Over time, I continued to do battle with my OCD. I had an inner demon that I’d argue with, or Aragog, as I’d decided to call him. Each time Aragog told me that I was worthless or a failure and that I should just go kill myself, I’d argue back under my breath.
“Shut up, Aragog.”
Slowly, very, very slowly, I grew stronger and stronger against my OCD. When the bad thoughts tripped me up, I was able to self-diagnose them and I was able to see that they were all just a part of my OCD. The hardest kind of therapy for OCD is ERP, or Exposure & Response Prevention. The idea behind it is that, if you stay in the frightening situation for long enough, the scary thought eventually goes away. I won’t tell you some of the things that I had to do in the name of therapy because I don’t want anyone to attempt such treatment without professional involvement, but do know that some of what your therapist will ask you to do is enough to make you question their sanity, never mind your own.
Through therapy, I was gradually able to have more good days than bad. Sometimes I got by with a little bit of focus and determination, and other times I’d have to admit that the OCD had won. Fortunately, my therapist had already warned me that there will be good days and bad days in my fight against depression and anxiety, and so sort of anticipated them anyway.
When the really dark days set in during the winter months, sometimes even more aggressive symptoms came about.
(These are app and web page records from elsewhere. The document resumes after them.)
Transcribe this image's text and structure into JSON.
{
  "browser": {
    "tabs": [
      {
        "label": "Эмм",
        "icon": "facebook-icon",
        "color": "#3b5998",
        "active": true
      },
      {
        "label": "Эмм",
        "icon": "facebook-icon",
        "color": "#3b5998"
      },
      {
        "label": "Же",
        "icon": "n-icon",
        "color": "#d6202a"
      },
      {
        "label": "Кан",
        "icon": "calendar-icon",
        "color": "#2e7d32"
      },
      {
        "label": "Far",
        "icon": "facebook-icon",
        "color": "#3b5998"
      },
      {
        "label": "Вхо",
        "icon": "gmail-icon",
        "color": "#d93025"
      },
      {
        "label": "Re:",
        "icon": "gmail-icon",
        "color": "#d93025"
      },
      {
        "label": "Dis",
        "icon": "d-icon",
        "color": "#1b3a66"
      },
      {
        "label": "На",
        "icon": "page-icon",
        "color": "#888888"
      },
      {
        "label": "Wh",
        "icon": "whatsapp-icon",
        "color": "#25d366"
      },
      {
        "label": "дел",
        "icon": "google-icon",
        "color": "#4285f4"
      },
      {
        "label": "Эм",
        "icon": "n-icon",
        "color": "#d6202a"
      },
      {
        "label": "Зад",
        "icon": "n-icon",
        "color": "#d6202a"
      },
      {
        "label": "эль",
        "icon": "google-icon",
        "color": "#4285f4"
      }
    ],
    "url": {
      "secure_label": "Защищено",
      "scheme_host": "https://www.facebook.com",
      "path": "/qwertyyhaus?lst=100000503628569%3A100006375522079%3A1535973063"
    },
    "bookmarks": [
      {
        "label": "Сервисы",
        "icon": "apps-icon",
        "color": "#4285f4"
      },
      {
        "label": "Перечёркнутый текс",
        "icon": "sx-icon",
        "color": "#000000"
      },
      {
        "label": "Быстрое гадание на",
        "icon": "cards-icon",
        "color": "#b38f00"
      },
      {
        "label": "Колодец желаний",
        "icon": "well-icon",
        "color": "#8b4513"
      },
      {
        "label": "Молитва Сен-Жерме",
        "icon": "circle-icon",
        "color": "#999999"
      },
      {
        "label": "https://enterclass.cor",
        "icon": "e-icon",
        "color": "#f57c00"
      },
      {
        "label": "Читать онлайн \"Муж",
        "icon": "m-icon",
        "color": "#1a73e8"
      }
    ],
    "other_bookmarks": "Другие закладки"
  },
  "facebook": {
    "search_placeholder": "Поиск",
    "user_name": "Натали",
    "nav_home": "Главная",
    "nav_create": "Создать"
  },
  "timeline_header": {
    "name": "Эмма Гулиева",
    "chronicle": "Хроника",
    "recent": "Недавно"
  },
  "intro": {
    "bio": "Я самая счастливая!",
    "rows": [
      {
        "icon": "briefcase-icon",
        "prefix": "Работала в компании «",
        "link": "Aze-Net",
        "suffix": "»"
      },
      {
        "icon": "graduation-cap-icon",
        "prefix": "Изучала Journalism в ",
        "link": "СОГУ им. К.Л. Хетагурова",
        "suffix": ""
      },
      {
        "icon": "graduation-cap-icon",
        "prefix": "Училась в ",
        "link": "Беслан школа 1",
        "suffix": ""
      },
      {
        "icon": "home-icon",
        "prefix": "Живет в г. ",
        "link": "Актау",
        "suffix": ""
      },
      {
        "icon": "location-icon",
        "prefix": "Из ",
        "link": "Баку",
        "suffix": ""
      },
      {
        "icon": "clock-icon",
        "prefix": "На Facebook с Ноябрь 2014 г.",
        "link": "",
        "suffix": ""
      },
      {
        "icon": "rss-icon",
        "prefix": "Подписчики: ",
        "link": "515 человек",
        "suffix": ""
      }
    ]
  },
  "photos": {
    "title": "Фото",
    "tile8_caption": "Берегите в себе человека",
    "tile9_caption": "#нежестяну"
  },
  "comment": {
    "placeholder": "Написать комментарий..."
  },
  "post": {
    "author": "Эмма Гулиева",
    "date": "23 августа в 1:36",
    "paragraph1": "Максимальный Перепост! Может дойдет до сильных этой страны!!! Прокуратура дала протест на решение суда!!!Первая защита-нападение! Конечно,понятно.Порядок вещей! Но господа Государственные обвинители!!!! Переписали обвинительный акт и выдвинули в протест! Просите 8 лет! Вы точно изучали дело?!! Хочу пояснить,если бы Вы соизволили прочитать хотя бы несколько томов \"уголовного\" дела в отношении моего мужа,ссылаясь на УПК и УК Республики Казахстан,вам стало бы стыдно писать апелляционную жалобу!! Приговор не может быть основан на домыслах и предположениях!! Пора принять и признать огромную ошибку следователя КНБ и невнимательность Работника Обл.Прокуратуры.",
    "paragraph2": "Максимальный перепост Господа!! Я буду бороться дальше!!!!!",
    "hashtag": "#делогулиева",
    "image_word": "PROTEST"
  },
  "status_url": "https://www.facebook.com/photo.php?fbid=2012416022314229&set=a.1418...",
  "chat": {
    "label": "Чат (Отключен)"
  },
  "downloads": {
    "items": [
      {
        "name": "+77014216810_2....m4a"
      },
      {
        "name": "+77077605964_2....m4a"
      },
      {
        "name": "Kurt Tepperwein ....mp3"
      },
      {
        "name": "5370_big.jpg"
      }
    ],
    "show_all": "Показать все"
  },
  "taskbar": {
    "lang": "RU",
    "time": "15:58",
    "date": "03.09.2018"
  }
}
Sometimes I’d feel a tense, itching sensation and have an unrelenting urge to cut them, anything to make the pain go away. I’d sob and cry and claw at my skin, willing myself to make it through each new day.
After two years of suffering with those same horrific symptoms, I was handed another damning diagnosis- Seasonal Affective Disorder, or SAD.
The problem with mental health disorders is that they affect us all differently, and each time I experienced a new symptom, I was usually just met blank stares and sympathetic nods. Nobody really understood me, and even fewer could or would relate, which really gets me back to my leading question;
Are we really talking about our mental health? Or are we simply deflecting it? Why are we so afraid to admit that we struggle ourselves?
Quite often when we talk about tackling mental health, we talk about helping other people manage their own inner demons. We might nod and agree with one another, but it is seldom that most people are ever really willing to talk about their own darkest feelings. Instead, we deflect the problem away from ourselves and back onto the task at hand.
Yesterday, Matt introduced me to a song that recently entered the charts. If you’ve never listened to it before, then this is “Serotonin” by Girl In Red:
What stood out to Matt, and to myself, is some of the lyrics in this song. This young lady describes having violent intrusive thoughts, intrusive thoughts just like me, like the ones that I’d often been getting myself.
So then, I was left with another agonizing question: Do I really have OCD, or was I just a bit… you know, stressed? Is it a mental disorder, or is it more likely to be emotional fatigue? Being a housewife, a carer and a dog mom were bound to be impacting me!
Have I really been pushed through months of gruelling therapy for something that so many people suffer from, but simply aren’t ready to admit?
How many other people are out there, taking medications with all kinds of horrendous side effects and in the hope that these thoughts will eventually subside?
Why are we talking about mental health, but not our own experiences of it?
Why are we so afraid of admitting that sometimes we have these dark thoughts, too?
How can we say we care for one another, if we can’t be honest about ourselves?